- North Carolina ( July 4, 1868, after having rejected it on December 14, 1866)
- Louisiana ( July 9, 1868, after having rejected it on February 6, 1867)
- South Carolina ( July 9, 1868, after having rejected it on December 20, 1866)
*Ohio passed a resolution that purported to withdraw its ratification on January 15, 1868. The New Jersey legislature also tried to rescind its ratification on February 20, 1868. The New Jersey governor had vetoed his state's withdrawal on March 5, and the legislature overrode the veto on March 24. Accordingly, on July 20, 1868, Secretary of State William H. Seward certified that the amendment had become part of the Constitution if the rescissions were ineffective. The Congress responded on the following day, declaring that the amendment was part of the Constitution and ordering Seward to promulgate the amendment.
Meanwhile, two additional states had ratified the amendment:
- Alabama ( July 13, 1868, the date the ratification was "approved" by the governor)
- Georgia ( July 21, 1868, after having rejected it on November 9, 1866)
Thus, on July 28, Seward was able to certify unconditionally that the Amendment was part of the Constitution without having to endorse the Congress's assertion that the withdrawals were ineffective.

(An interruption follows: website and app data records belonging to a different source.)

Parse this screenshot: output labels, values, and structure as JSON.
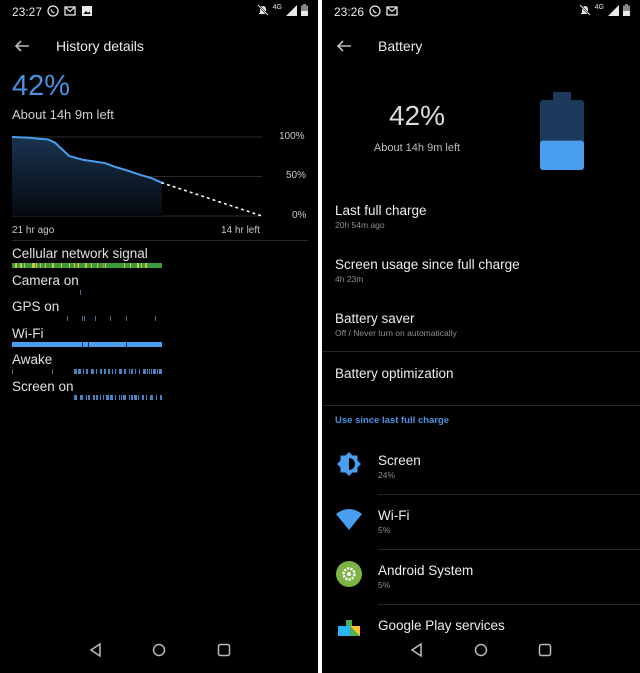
{
  "left": {
    "status": {
      "time": "23:27",
      "notification_icons": [
        "whatsapp-icon",
        "gmail-icon",
        "image-icon"
      ],
      "right_icons": [
        "mute-icon",
        "4g-signal-icon",
        "battery-icon"
      ],
      "network": "4G"
    },
    "header": {
      "title": "History details"
    },
    "battery": {
      "percent": "42%",
      "remaining": "About 14h 9m left"
    },
    "chart_data": {
      "type": "line",
      "title": "",
      "xlabel": "",
      "ylabel": "",
      "x_tick_labels": [
        "21 hr ago",
        "14 hr left"
      ],
      "y_tick_labels": [
        "100%",
        "50%",
        "0%"
      ],
      "ylim": [
        0,
        100
      ],
      "series": [
        {
          "name": "Battery level (actual)",
          "x_hours": [
            -21,
            -18.5,
            -17.5,
            -16,
            -15,
            -13,
            -11,
            -8,
            -6.5,
            -5,
            -3,
            -1.5,
            0
          ],
          "values": [
            100,
            99,
            98,
            97,
            93,
            76,
            71,
            67,
            62,
            58,
            52,
            48,
            42
          ]
        },
        {
          "name": "Battery level (predicted)",
          "style": "dotted",
          "x_hours": [
            0,
            14
          ],
          "values": [
            42,
            0
          ]
        }
      ]
    },
    "rows": [
      {
        "label": "Cellular network signal",
        "type": "signal",
        "color": "#3c9a3c"
      },
      {
        "label": "Camera on",
        "type": "ticks",
        "color": "#4a90e2"
      },
      {
        "label": "GPS on",
        "type": "ticks",
        "color": "#4a90e2"
      },
      {
        "label": "Wi-Fi",
        "type": "solid",
        "color": "#4a9eef"
      },
      {
        "label": "Awake",
        "type": "ticks",
        "color": "#4a90e2"
      },
      {
        "label": "Screen on",
        "type": "ticks",
        "color": "#4a90e2"
      }
    ]
  },
  "right": {
    "status": {
      "time": "23:26",
      "notification_icons": [
        "whatsapp-icon",
        "gmail-icon"
      ],
      "right_icons": [
        "mute-icon",
        "4g-signal-icon",
        "battery-icon"
      ],
      "network": "4G"
    },
    "header": {
      "title": "Battery"
    },
    "battery": {
      "percent": "42%",
      "remaining": "About 14h 9m left",
      "level": 0.42
    },
    "items": [
      {
        "title": "Last full charge",
        "subtitle": "20h 54m ago"
      },
      {
        "title": "Screen usage since full charge",
        "subtitle": "4h 23m"
      },
      {
        "title": "Battery saver",
        "subtitle": "Off / Never turn on automatically"
      },
      {
        "title": "Battery optimization",
        "subtitle": ""
      }
    ],
    "section_header": "Use since last full charge",
    "usage": [
      {
        "name": "Screen",
        "percent": "24%",
        "icon": "brightness-icon"
      },
      {
        "name": "Wi-Fi",
        "percent": "5%",
        "icon": "wifi-icon"
      },
      {
        "name": "Android System",
        "percent": "5%",
        "icon": "android-system-gear-icon"
      },
      {
        "name": "Google Play services",
        "percent": "",
        "icon": "google-play-services-icon"
      }
    ]
  },
  "colors": {
    "accent": "#4a90e2",
    "battery_fill": "#4a9eef",
    "battery_empty": "#1b3a5c",
    "background": "#000000"
  }
}
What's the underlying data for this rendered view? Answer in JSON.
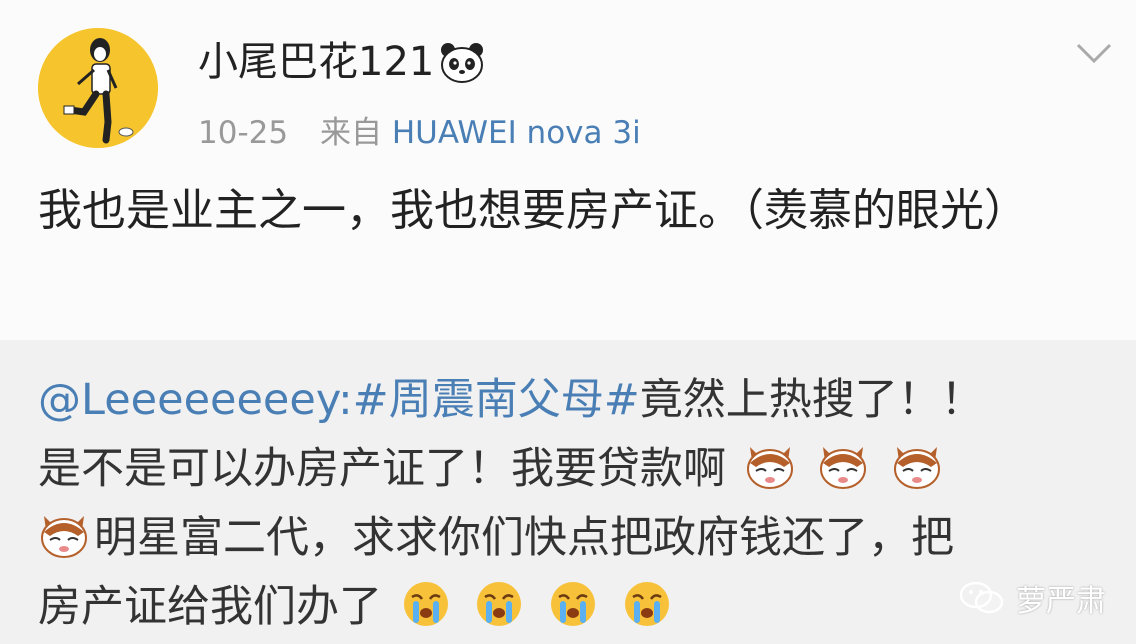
{
  "post": {
    "username": "小尾巴花121",
    "username_emoji_icon": "panda-icon",
    "date": "10-25",
    "source_prefix": "来自",
    "device": "HUAWEI nova 3i",
    "text": "我也是业主之一，我也想要房产证。（羡慕的眼光）",
    "menu_icon": "chevron-down-icon"
  },
  "repost": {
    "mention": "@Leeeeeeeey",
    "colon": ":",
    "hashtag": "#周震南父母#",
    "line1_rest": "竟然上热搜了！！",
    "line2": "是不是可以办房产证了！我要贷款啊",
    "line3": "明星富二代，求求你们快点把政府钱还了，把",
    "line4": "房产证给我们办了",
    "emojis_sad_icon": "crying-cat-icon",
    "emojis_cry_icon": "sobbing-face-icon"
  },
  "watermark": {
    "text": "萝严肃",
    "icon": "wechat-icon"
  },
  "colors": {
    "link": "#4a7fb5",
    "avatar_bg": "#f6c52e",
    "meta": "#999999"
  }
}
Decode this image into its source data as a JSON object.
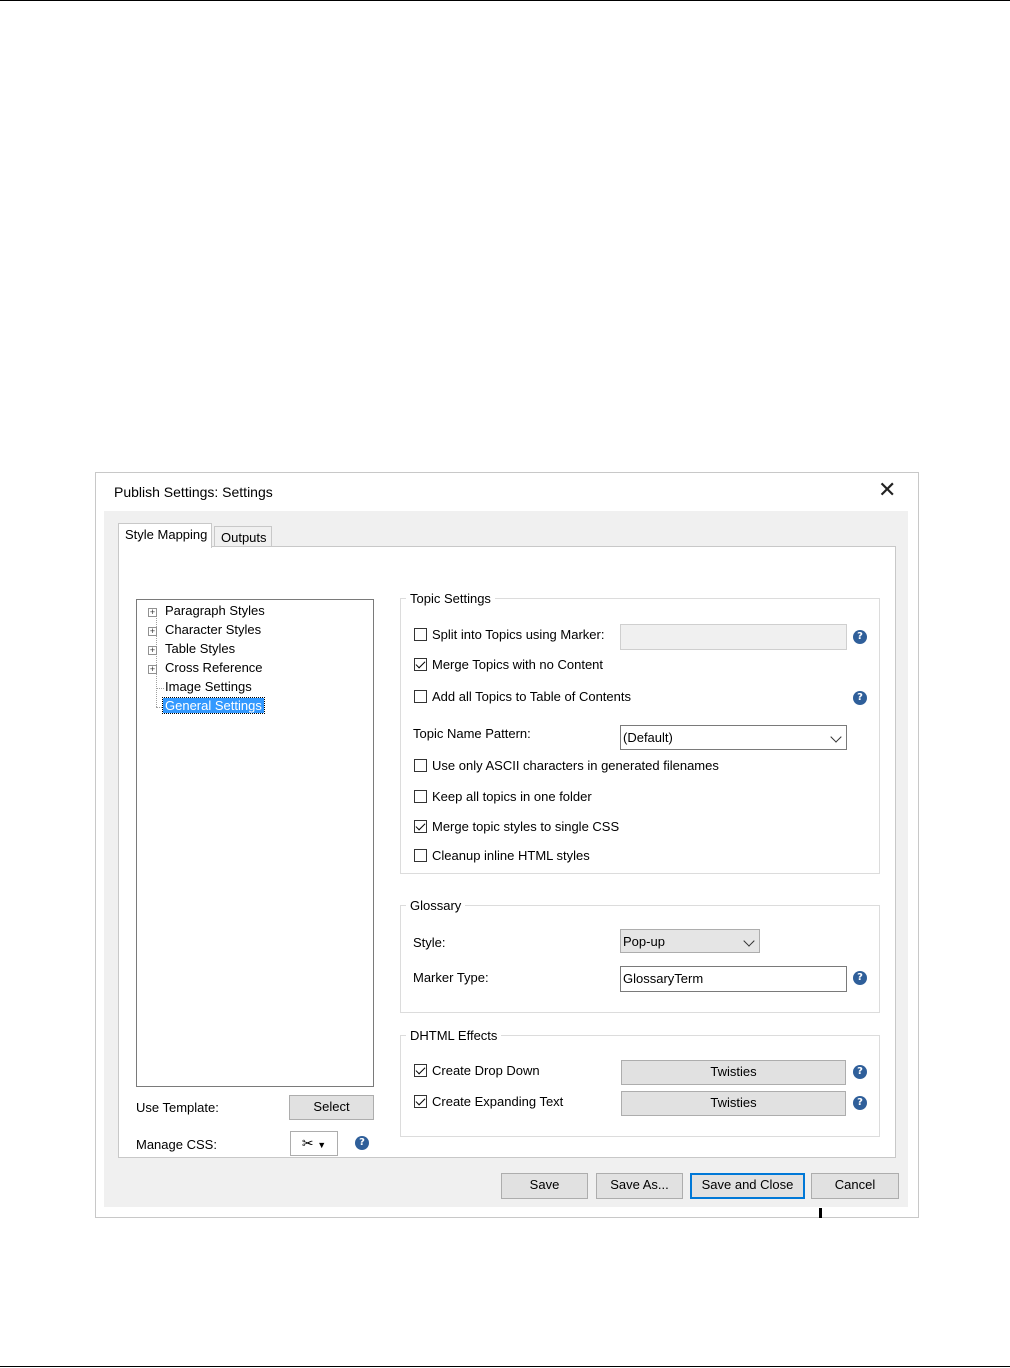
{
  "dialog": {
    "title": "Publish Settings: Settings",
    "close_icon": "close-icon"
  },
  "tabs": [
    {
      "label": "Style Mapping",
      "active": true
    },
    {
      "label": "Outputs",
      "active": false
    }
  ],
  "tree": {
    "items": [
      {
        "label": "Paragraph Styles",
        "expandable": true
      },
      {
        "label": "Character Styles",
        "expandable": true
      },
      {
        "label": "Table Styles",
        "expandable": true
      },
      {
        "label": "Cross Reference",
        "expandable": true
      },
      {
        "label": "Image Settings",
        "expandable": false
      },
      {
        "label": "General Settings",
        "expandable": false,
        "selected": true
      }
    ]
  },
  "template": {
    "use_template_label": "Use Template:",
    "select_button": "Select",
    "manage_css_label": "Manage CSS:",
    "manage_css_icon": "tools-icon"
  },
  "topic_settings": {
    "title": "Topic Settings",
    "split_label": "Split into Topics using Marker:",
    "split_checked": false,
    "split_value": "",
    "merge_label": "Merge Topics with no Content",
    "merge_checked": true,
    "add_toc_label": "Add all Topics to Table of Contents",
    "add_toc_checked": false,
    "name_pattern_label": "Topic Name Pattern:",
    "name_pattern_value": "(Default)",
    "ascii_label": "Use only ASCII characters in generated filenames",
    "ascii_checked": false,
    "keep_folder_label": "Keep all topics in one folder",
    "keep_folder_checked": false,
    "merge_css_label": "Merge topic styles to single CSS",
    "merge_css_checked": true,
    "cleanup_label": "Cleanup inline HTML styles",
    "cleanup_checked": false
  },
  "glossary": {
    "title": "Glossary",
    "style_label": "Style:",
    "style_value": "Pop-up",
    "marker_type_label": "Marker Type:",
    "marker_type_value": "GlossaryTerm"
  },
  "dhtml": {
    "title": "DHTML Effects",
    "drop_down_label": "Create Drop Down",
    "drop_down_checked": true,
    "drop_down_button": "Twisties",
    "expanding_label": "Create Expanding Text",
    "expanding_checked": true,
    "expanding_button": "Twisties"
  },
  "footer": {
    "save": "Save",
    "save_as": "Save As...",
    "save_close": "Save and Close",
    "cancel": "Cancel"
  },
  "help_glyph": "?"
}
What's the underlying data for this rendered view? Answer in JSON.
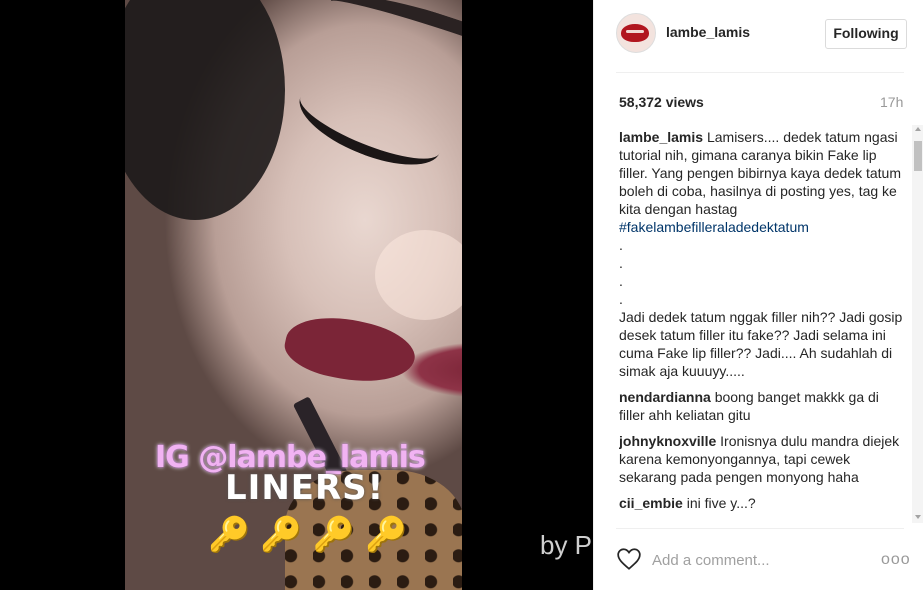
{
  "media": {
    "overlay_ig": "IG @lambe_lamis",
    "overlay_liners": "LINERS!",
    "keys": "🔑🔑🔑🔑",
    "watermark": "by P"
  },
  "post": {
    "username": "lambe_lamis",
    "follow_label": "Following",
    "views": "58,372 views",
    "time": "17h"
  },
  "caption": {
    "user": "lambe_lamis",
    "text1": "Lamisers.... dedek tatum ngasi tutorial nih, gimana caranya bikin Fake lip filler. Yang pengen bibirnya kaya dedek tatum boleh di coba, hasilnya di posting yes, tag ke kita dengan hastag",
    "hashtag": "#fakelambefilleraladedektatum",
    "dots": [
      ".",
      ".",
      ".",
      "."
    ],
    "text2": "Jadi dedek tatum nggak filler nih?? Jadi gosip desek tatum filler itu fake?? Jadi selama ini cuma Fake lip filler?? Jadi.... Ah sudahlah di simak aja kuuuyy....."
  },
  "comments": [
    {
      "user": "nendardianna",
      "text": "boong banget makkk ga di filler ahh keliatan gitu"
    },
    {
      "user": "johnyknoxville",
      "text": "Ironisnya dulu mandra diejek karena kemonyongannya, tapi cewek sekarang pada pengen monyong haha"
    },
    {
      "user": "cii_embie",
      "text": "ini five y...?"
    }
  ],
  "footer": {
    "comment_placeholder": "Add a comment...",
    "more_label": "ooo"
  },
  "icons": {
    "heart": "heart-icon",
    "more": "more-options-icon"
  }
}
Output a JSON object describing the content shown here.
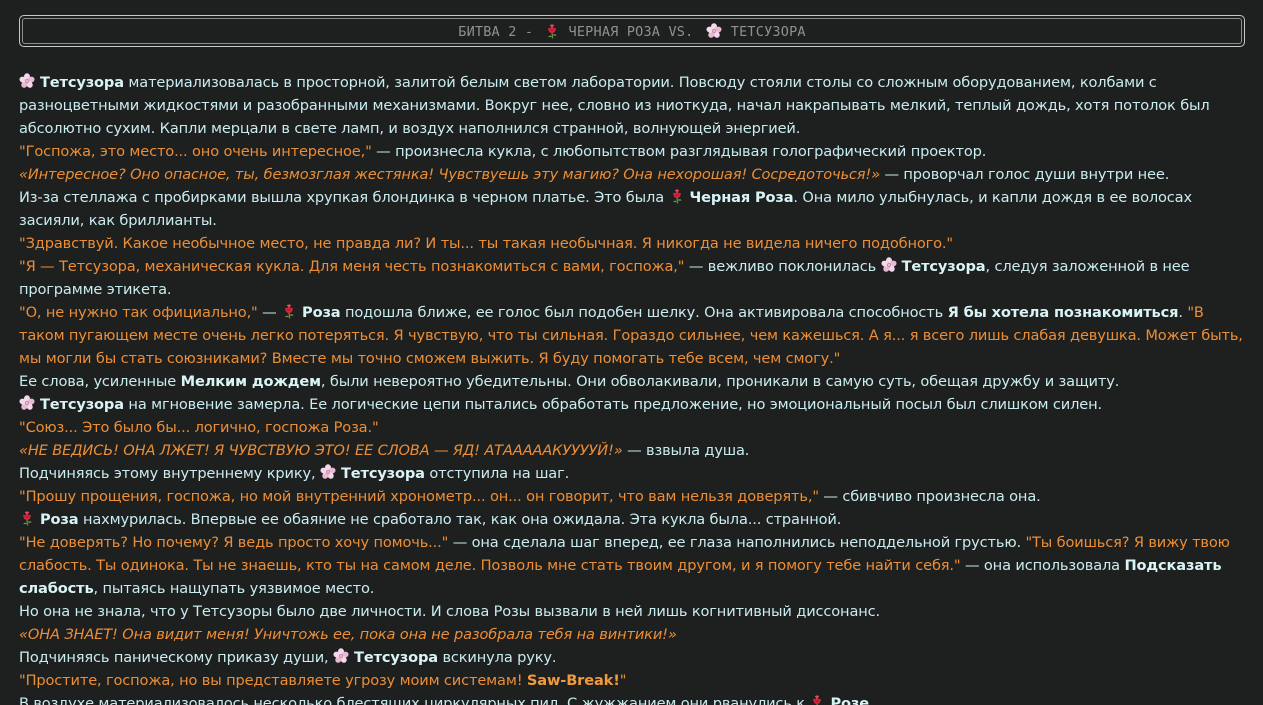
{
  "header": {
    "title_prefix": "БИТВА 2 - ",
    "rose_name": "ЧЕРНАЯ РОЗА",
    "vs": " VS. ",
    "tetsuzora_name": "ТЕТСУЗОРА",
    "rose_icon": "rose-icon",
    "flower_icon": "cherry-blossom-icon"
  },
  "colors": {
    "background": "#1e1f1f",
    "narration": "#c8ecef",
    "dialogue": "#ec8e36",
    "title": "#8e9191"
  },
  "story": {
    "p1": {
      "name": "Тетсузора",
      "text": " материализовалась в просторной, залитой белым светом лаборатории. Повсюду стояли столы со сложным оборудованием, колбами с разноцветными жидкостями и разобранными механизмами. Вокруг нее, словно из ниоткуда, начал накрапывать мелкий, теплый дождь, хотя потолок был абсолютно сухим. Капли мерцали в свете ламп, и воздух наполнился странной, волнующей энергией."
    },
    "p2": {
      "quote": "\"Госпожа, это место... оно очень интересное,\"",
      "text": " — произнесла кукла, с любопытством разглядывая голографический проектор."
    },
    "p3": {
      "thought": "«Интересное? Оно опасное, ты, безмозглая жестянка! Чувствуешь эту магию? Она нехорошая! Сосредоточься!»",
      "text": " — проворчал голос души внутри нее."
    },
    "p4": {
      "text1": "Из-за стеллажа с пробирками вышла хрупкая блондинка в черном платье. Это была ",
      "name": "Черная Роза",
      "text2": ". Она мило улыбнулась, и капли дождя в ее волосах засияли, как бриллианты."
    },
    "p5": {
      "quote": "\"Здравствуй. Какое необычное место, не правда ли? И ты... ты такая необычная. Я никогда не видела ничего подобного.\""
    },
    "p6": {
      "quote": "\"Я — Тетсузора, механическая кукла. Для меня честь познакомиться с вами, госпожа,\"",
      "text1": " — вежливо поклонилась ",
      "name": "Тетсузора",
      "text2": ", следуя заложенной в нее программе этикета."
    },
    "p7": {
      "quote1": "\"О, не нужно так официально,\"",
      "text1": " — ",
      "name": "Роза",
      "text2": " подошла ближе, ее голос был подобен шелку. Она активировала способность ",
      "ability": "Я бы хотела познакомиться",
      "text3": ". ",
      "quote2": "\"В таком пугающем месте очень легко потеряться. Я чувствую, что ты сильная. Гораздо сильнее, чем кажешься. А я... я всего лишь слабая девушка. Может быть, мы могли бы стать союзниками? Вместе мы точно сможем выжить. Я буду помогать тебе всем, чем смогу.\""
    },
    "p8": {
      "text1": "Ее слова, усиленные ",
      "ability": "Мелким дождем",
      "text2": ", были невероятно убедительны. Они обволакивали, проникали в самую суть, обещая дружбу и защиту."
    },
    "p9": {
      "name": "Тетсузора",
      "text": " на мгновение замерла. Ее логические цепи пытались обработать предложение, но эмоциональный посыл был слишком силен."
    },
    "p10": {
      "quote": "\"Союз... Это было бы... логично, госпожа Роза.\""
    },
    "p11": {
      "thought": "«НЕ ВЕДИСЬ! ОНА ЛЖЕТ! Я ЧУВСТВУЮ ЭТО! ЕЕ СЛОВА — ЯД! АТАААААКУУУУЙ!»",
      "text": " — взвыла душа."
    },
    "p12": {
      "text1": "Подчиняясь этому внутреннему крику, ",
      "name": "Тетсузора",
      "text2": " отступила на шаг."
    },
    "p13": {
      "quote": "\"Прошу прощения, госпожа, но мой внутренний хронометр... он... он говорит, что вам нельзя доверять,\"",
      "text": " — сбивчиво произнесла она."
    },
    "p14": {
      "name": "Роза",
      "text": " нахмурилась. Впервые ее обаяние не сработало так, как она ожидала. Эта кукла была... странной."
    },
    "p15": {
      "quote1": "\"Не доверять? Но почему? Я ведь просто хочу помочь...\"",
      "text1": " — она сделала шаг вперед, ее глаза наполнились неподдельной грустью. ",
      "quote2": "\"Ты боишься? Я вижу твою слабость. Ты одинока. Ты не знаешь, кто ты на самом деле. Позволь мне стать твоим другом, и я помогу тебе найти себя.\"",
      "text2": " — она использовала ",
      "ability": "Подсказать слабость",
      "text3": ", пытаясь нащупать уязвимое место."
    },
    "p16": {
      "text": "Но она не знала, что у Тетсузоры было две личности. И слова Розы вызвали в ней лишь когнитивный диссонанс."
    },
    "p17": {
      "thought": "«ОНА ЗНАЕТ! Она видит меня! Уничтожь ее, пока она не разобрала тебя на винтики!»"
    },
    "p18": {
      "text1": "Подчиняясь паническому приказу души, ",
      "name": "Тетсузора",
      "text2": " вскинула руку."
    },
    "p19": {
      "quote": "\"Простите, госпожа, но вы представляете угрозу моим системам! ",
      "ability": "Saw-Break!",
      "quote_end": "\""
    },
    "p20": {
      "text": "В воздухе материализовалось несколько блестящих циркулярных пил. С жужжанием они рванулись к ",
      "name": "Розе"
    }
  }
}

There were additional ratifications and rescissions; by 2003, the Amendment had been ratified by every state in the Union as of 1868:
- Oregon (withdrew October 15, 1868)
- Virginia ( October 8, 1869, after having rejected it on January 9, 1867)
- Mississippi ( January 17, 1870)
- Texas ( February 18, 1870, after having rejected it on October 27, 1866)
- Delaware ( February 12, 1901, after having rejected it on February 7, 1867)
- Maryland (1959)
- California (1959)
- Oregon (1973)
- Kentucky (1976, after having rejected it on January 8, 1867)
- New Jersey (2003, after having rescinded on February 20, 1868
- Ohio (2003, after having rescinded on January 15, 1868)
Controversy over ratification
Bruce Ackerman claims that the ratification of the Fourteenth Amendment violated Article V of the Constitution, because:
- The Fourteenth Amendment was proposed by a rump Congress that did not include representatives and senators from most of the former Confederate states, and, had those congressmen been present, the Amendment would never have passed.
- Former Confederate states were counted for Article V purposes of ratification, but were not counted for Article I purposes of representation in the Congress.
- The ratifications of the former Confederate states were not truly free, but were coerced. For instance, many former Confederate states had their readmittance to the Union conditioned on ratifying the Fourteenth Amendment.
In 1968, the Utah Supreme Court diverged from the habeas corpus issue in a case to express its resentment against recent decisions of the U.S. Supreme Court under the Fourteenth Amendment, and to attack the Amendment itself:
In order to have 27 states ratify the Fourteenth Amendment, it was necessary to count those states which had first rejected and then under the duress of military occupation had ratified, and then also to count those states which initially ratified but subsequently rejected the proposal. To leave such dishonest counting to a fractional part of Congress is dangerous in the extreme. What is to prevent any political party having control of both houses of the Congress from refusing to seat the opposition and then without more passing a joint resolution to the effect that the Constitution is amended and that it is the duty of the Administrator of the General Services Administration to proclaim the adoption? Would the Supreme Court of the United States still say the problem was political and refuse to determine whether constitutional standards had been met? How can it be conceived in the minds of anyone that a combination of powerful states can by force of arms deny another state a right to have representation in the Congress until it has ratified an amendment which its people oppose? The Fourteenth Amendment was adopted by means almost as bad as that suggested above.
The 1957 Georgia Memorial to Congress, a resolution passed by the Georgia legislature, disputed the validity of the ratification of the Amendment.
Supreme Court cases